- _YOUR TASK_
Could you find every line in the records below that contains the word "Bình" and copy it?

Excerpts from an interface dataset
=== Begin Enclosure ===

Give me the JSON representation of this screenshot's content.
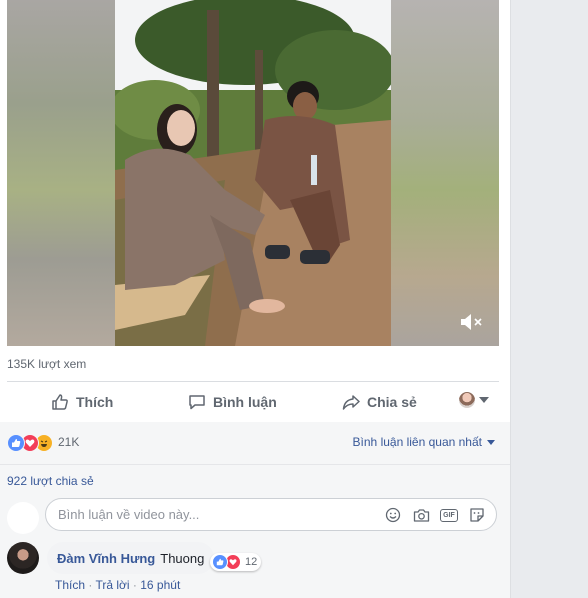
{
  "video": {
    "views": "135K lượt xem"
  },
  "actions": {
    "like": "Thích",
    "comment": "Bình luận",
    "share": "Chia sẻ"
  },
  "reactions": {
    "count": "21K",
    "types": [
      "like",
      "love",
      "haha"
    ]
  },
  "sort": {
    "label": "Bình luận liên quan nhất"
  },
  "shares": {
    "label": "922 lượt chia sẻ"
  },
  "composer": {
    "placeholder": "Bình luận về video này..."
  },
  "comment": {
    "author": "Đàm Vĩnh Hưng",
    "text": "Thuong",
    "reaction_count": "12",
    "like_label": "Thích",
    "reply_label": "Trả lời",
    "time": "16 phút",
    "sep": " · "
  },
  "colors": {
    "link": "#385898",
    "like": "#5890ff",
    "love": "#f33e58",
    "haha": "#f7b125"
  }
}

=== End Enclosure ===

- _TASK OUTPUT_
    "comment": "Bình luận",
    "label": "Bình luận liên quan nhất"
    "placeholder": "Bình luận về video này..."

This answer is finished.